Modularization also makes training processes more efficient. Consider that a modular nuclear reactor design may be implemented across several power plants. Once an employee is trained to conduct maintenance on one, that employee is able to work on the subsequent reactors because they’re all identical. That said, modularization also makes it possible to leapfrog over maintenance altogether, improving operations and maintenance efficiency. A reactor that’s been in operation past its original design life may be an unlikely candidate for refueling, given the risks and costs associated. Thanks to modularization, workers can simply replace that old reactor with a new modular reactor, cutting down on both maintenance and construction costs.

Looking Ahead: The Future of Digitalization And Energy Construction

The pace of digital innovation shows no signs of slowing, and EPCs will have to keep in time with it to remain competitive bidders for nuclear, chemical, and LNG sector jobs.

Looking ahead, there’s no doubt that an increased emphasis on remote collaboration tools will play a role in the continuing digitalization of the construction industry.
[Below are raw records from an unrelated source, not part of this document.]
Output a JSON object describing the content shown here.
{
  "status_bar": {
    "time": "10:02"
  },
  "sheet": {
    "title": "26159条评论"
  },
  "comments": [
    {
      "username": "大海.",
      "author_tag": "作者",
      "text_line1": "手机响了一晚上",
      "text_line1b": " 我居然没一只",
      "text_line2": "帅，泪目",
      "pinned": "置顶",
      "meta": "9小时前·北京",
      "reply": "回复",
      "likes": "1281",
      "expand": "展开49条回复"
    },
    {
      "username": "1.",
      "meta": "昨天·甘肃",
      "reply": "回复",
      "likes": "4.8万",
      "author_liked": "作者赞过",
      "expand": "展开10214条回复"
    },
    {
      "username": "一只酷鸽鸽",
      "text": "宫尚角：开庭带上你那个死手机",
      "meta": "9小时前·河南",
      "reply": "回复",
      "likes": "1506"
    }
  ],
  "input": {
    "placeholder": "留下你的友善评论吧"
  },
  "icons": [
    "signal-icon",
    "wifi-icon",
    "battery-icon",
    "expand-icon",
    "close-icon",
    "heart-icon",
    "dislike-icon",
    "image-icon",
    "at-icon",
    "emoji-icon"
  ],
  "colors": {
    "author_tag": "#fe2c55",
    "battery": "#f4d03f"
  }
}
Digital twin technology will continue to advance and add to the construction industry’s remote collaboration capabilities, enabling workers to remotely monitor all real-time data and even fix equipment from tens of thousands of feet away to prevent potential disasters.

What’s more, as the energy industry continues to expand, so will the construction sector’s need to adapt to greater demand. Safety and efficiency facilitated by advanced digital technologies will continue to be a top priority for nuclear and chemical facilities. LNG exports and infrastructure advances continue to make significant headway in the U.S., especially in response to meeting demand in energy-starved Europe . The LNG market alone is poised to balloon to almost $200 billion in the next five years. As a result, construction companies will need to continue forging ahead with modularization strategies and digital tools that promote the safe, streamlined, and efficient facilitation of LNG projects.

Last Words

The future is fast approaching. Some would even argue that it’s already arrived at our doorstep. Digital innovations like virtual reality, artificial intelligence, and remote collaboration tools — technologies that seemed far-fetched and futuristic just a few years ago — now exist to create safer and more efficient workflows for construction companies working on energy infrastructure projects. Modularization, though it’s been leveraged in energy construction for years, will continue to make advances as the need for energy infrastructure expands worldwide.